Wahl, V. et al. Regulation of flowering by trehalose-6-phosphate signaling in Arabidopsis thaliana. Science339, 704 (2013).
Boss, P. K., Bastow, R. M., Mylne, J. S. & Dean, C. Multiple pathways in the decision to flower: enabling, promoting, and resetting. Plant Cell16(Suppl), S18–S31 (2004).
Zhao, C., Hanada, A., Yamaguchi, S., Kamiya, Y. & Beers, E. P. The Arabidopsis Myb genes MYR1 and MYR2 are redundant negative regulators of flowering time under decreased light intensity.
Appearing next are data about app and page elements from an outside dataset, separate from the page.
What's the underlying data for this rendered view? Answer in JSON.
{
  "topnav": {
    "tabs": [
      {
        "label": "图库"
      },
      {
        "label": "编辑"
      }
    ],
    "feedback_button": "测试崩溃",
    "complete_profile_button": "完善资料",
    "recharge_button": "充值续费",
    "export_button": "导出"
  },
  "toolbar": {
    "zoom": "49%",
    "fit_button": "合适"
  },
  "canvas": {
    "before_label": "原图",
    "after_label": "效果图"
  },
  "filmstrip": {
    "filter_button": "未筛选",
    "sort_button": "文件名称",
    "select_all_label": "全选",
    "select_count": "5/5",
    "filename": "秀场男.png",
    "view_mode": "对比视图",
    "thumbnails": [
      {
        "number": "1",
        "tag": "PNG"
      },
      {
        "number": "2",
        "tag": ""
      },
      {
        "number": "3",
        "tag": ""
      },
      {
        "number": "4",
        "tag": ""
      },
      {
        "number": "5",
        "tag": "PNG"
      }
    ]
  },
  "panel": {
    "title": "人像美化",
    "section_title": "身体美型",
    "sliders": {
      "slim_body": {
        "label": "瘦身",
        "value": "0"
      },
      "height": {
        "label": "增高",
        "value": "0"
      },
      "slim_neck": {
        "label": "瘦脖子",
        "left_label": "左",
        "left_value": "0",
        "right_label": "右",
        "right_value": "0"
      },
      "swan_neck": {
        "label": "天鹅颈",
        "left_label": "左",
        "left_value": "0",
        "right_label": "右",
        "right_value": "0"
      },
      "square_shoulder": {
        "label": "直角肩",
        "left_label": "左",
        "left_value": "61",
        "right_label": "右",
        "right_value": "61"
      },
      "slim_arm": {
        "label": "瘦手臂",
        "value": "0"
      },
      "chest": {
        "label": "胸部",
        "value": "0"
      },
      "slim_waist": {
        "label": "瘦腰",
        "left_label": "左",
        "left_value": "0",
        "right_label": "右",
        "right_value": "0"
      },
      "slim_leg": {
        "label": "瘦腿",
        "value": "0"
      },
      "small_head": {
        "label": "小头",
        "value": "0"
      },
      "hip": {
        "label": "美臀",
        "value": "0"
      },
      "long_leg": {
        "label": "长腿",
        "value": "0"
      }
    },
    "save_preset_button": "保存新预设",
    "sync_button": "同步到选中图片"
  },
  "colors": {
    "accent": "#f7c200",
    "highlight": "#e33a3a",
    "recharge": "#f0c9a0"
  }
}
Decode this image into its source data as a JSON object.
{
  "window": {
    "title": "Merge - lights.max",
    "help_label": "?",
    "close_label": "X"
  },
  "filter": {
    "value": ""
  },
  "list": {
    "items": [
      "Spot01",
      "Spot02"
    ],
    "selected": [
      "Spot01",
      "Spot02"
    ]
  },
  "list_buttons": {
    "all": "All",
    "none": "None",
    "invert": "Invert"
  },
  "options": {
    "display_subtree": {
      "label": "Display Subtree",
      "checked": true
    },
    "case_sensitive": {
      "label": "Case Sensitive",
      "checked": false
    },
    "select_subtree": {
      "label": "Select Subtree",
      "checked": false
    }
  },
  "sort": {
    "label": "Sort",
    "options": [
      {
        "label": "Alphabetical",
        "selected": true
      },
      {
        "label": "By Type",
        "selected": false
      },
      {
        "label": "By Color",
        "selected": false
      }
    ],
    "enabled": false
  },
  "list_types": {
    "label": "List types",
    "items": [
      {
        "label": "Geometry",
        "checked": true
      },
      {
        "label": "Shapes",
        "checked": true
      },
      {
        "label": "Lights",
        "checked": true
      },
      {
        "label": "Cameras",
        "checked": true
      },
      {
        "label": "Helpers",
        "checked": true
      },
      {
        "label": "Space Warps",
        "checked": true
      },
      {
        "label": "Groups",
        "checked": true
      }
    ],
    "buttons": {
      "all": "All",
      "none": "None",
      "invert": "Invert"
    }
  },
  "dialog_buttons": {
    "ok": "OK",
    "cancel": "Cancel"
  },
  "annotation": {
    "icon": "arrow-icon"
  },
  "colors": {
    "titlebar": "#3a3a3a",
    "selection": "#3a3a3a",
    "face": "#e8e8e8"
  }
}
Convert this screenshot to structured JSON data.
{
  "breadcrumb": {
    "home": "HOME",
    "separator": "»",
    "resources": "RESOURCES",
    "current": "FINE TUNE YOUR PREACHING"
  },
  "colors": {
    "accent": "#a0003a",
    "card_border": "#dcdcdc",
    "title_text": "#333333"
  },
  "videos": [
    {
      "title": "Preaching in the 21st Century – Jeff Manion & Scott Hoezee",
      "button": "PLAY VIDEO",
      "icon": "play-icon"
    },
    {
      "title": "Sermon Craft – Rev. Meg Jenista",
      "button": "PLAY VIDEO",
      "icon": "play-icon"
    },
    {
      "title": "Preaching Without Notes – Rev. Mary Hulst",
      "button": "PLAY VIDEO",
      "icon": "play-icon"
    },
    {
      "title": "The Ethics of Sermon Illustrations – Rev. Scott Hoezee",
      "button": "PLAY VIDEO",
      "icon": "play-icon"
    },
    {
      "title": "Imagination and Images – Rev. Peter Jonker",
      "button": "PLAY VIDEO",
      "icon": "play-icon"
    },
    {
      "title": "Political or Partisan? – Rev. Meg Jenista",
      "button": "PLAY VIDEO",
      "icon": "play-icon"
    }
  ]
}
Plant J.66, 502–515 (2011).
Zhang, Y. et al. The cyclophilin CYP20-2 modulates the conformation of BRASSINAZOLE-RESISTANT1, which binds the promoter of FLOWERING LOCUS D to regulate flowering in Arabidopsis. Plant Cell25, 2504–21 (2013).
Curtis, M. D. & Grossniklaus, U. A gateway cloning vector set for high-throughput functional analysis of genes in planta. Plant Physiol.133, 462–469 (2003).
Murashige, T. & Skoog, F. A revised medium for rapid growth and bio assays with tobacco tissue cultures. Physiol. Plant.15, 473–497 (1962).
Wu, F. H. et al. Tape-Arabidopsis Sandwich - a simpler Arabidopsis protoplast isolation method. Plant Methods5, 16 (2009).
Fujikawa, Y. & Kato, N. Split luciferase complementation assay to study protein-protein interactions in Arabidopsis protoplasts. Plant J.52, 185 (2007).
Becker, D. Binary vectors which allow the exchange of plant selectable markers and reporter genes. Nucleic Acids Res.18, 203 (1990).
Alvarez, J. P. et al. Endogenous and synthetic microRNAs stimulate simultaneous, efficient, and localized regulation of multiple targets in diverse species. Plant Cell18, 1134–51 (2006).
Cui, X. L., Chen, F. D. & Chen, S. M. Establishment of regeneration and transformation system of ground-cover chrysanthemum Yuhuaxunzhang. JNAU China32, 40–46 (2009).
Grabherr, M. G. et al. Full-length transcriptome assembly from RNA-Seq data without a reference genome. Nat. Biotechnol.29, 644–652 (2011).
Citovsky, V. et al. Subcellular localization of interacting proteins by bimolecular fluorescence complementation in planta. J. Mol. Biol.362, 1120–1131 (2006).
Zhou, F. et al. D14-SCFD3-dependent degradation of D53 regulates strigolactone signalling. Nature504, 406 (2013).
This research was supported by the National Natural Science Foundation of China (31572159), the Jiangsu Modern Agricultural Industry Technology System Construction Project (JATS278), the Fundamental Research Funds for Central Universities (KJQN201815, KYZ201832), the Priority Academic Program Development of Jiangsu Higher Education Institutions and the Jiangsu Planned Projects for Postdoctoral Research Funds.
Conflict of interest
The authors declare that they have no conflict of interest.
About this article
Cite this article
Zhu, L., Guan, Y., Liu, Y. et al. Regulation of flowering time in chrysanthemum by the R2R3 MYB transcription factor CmMYB2 is associated with changes in gibberellin metabolism. Hortic Res 7, 96 (2020). https://doi.org/10.1038/s41438-020-0317-1